Are we citizens, or subjects?
THE EDITOR, Sir:
I consider myself to be a patriotic Jamaican citizen, and I have enormous respect for our institutions and the people that represent us, both here and abroad.
I respect our head of state, the prime minister, and the government officials that we have selected to manage our affairs, but I do not think that many of them respect us, the ordinary people.
It is said that punctuality is the politeness of princes, and yet I have never attended a public function where the guest of honour, particularly if he/she is a politician, has come on time. These bigwigs seem unaware of clocks, even though they often have police escorts and bodyguards. They arrive late, stroll in casually, and do not have the manners to apologise for their tardiness.
The masters of ceremonies have the nerve to call upon us to stand like pupils in high school to acknowledge their presence, and our political masters seem to expect this obeisance. They then make their cliche-ridden speeches and leave as quickly as possible for somewhere more important. Does this tell us something?
Is it not time that your news reporters begin to see such behaviour as insensitive and impolite, and report it in their stories? I am old enough to recall that the colonial masters were careful to demonstrate the common courtesies of social interaction, and took care not to show such contempt, even if they secretly held us Jamaicans in slight regard.
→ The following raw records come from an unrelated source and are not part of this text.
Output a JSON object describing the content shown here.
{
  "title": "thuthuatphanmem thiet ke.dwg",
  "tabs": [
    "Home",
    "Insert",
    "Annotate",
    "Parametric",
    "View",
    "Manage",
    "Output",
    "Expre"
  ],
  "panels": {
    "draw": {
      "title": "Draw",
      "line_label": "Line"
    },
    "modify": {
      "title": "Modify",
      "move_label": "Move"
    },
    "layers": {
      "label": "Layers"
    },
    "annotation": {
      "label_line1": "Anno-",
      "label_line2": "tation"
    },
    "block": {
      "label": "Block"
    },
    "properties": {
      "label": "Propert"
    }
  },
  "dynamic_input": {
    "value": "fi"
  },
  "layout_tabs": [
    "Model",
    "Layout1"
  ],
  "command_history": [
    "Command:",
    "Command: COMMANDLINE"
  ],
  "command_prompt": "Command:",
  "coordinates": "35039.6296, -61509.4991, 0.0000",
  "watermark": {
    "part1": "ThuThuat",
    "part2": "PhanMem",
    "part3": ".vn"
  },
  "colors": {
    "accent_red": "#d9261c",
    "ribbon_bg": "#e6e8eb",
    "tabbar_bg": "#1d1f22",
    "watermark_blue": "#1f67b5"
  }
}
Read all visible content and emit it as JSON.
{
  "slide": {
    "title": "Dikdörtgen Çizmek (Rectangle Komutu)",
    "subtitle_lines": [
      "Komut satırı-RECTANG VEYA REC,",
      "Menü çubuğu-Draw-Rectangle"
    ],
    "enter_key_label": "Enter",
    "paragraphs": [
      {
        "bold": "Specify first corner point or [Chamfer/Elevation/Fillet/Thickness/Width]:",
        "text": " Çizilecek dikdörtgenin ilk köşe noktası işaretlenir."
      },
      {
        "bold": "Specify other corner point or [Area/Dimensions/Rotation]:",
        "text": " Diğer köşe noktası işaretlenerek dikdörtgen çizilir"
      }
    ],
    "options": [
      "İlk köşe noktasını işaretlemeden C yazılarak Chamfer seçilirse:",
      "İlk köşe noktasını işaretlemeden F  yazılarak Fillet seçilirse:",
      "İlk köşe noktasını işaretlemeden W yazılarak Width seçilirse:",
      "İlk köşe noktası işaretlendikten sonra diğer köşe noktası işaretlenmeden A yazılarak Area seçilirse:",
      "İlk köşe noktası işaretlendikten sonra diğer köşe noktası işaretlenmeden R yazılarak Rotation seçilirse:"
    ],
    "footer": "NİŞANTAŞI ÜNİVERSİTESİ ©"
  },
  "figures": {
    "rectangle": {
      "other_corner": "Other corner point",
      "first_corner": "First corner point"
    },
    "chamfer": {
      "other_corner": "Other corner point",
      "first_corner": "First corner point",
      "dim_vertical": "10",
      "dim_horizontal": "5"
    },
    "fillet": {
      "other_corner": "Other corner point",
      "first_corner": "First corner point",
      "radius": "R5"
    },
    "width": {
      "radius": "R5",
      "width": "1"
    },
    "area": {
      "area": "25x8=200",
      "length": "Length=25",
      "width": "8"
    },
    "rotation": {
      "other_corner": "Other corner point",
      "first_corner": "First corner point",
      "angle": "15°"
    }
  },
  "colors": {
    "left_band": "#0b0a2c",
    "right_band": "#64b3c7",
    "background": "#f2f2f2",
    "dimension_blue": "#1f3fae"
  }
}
Are we citizens now, and their employers, or are we still subjects?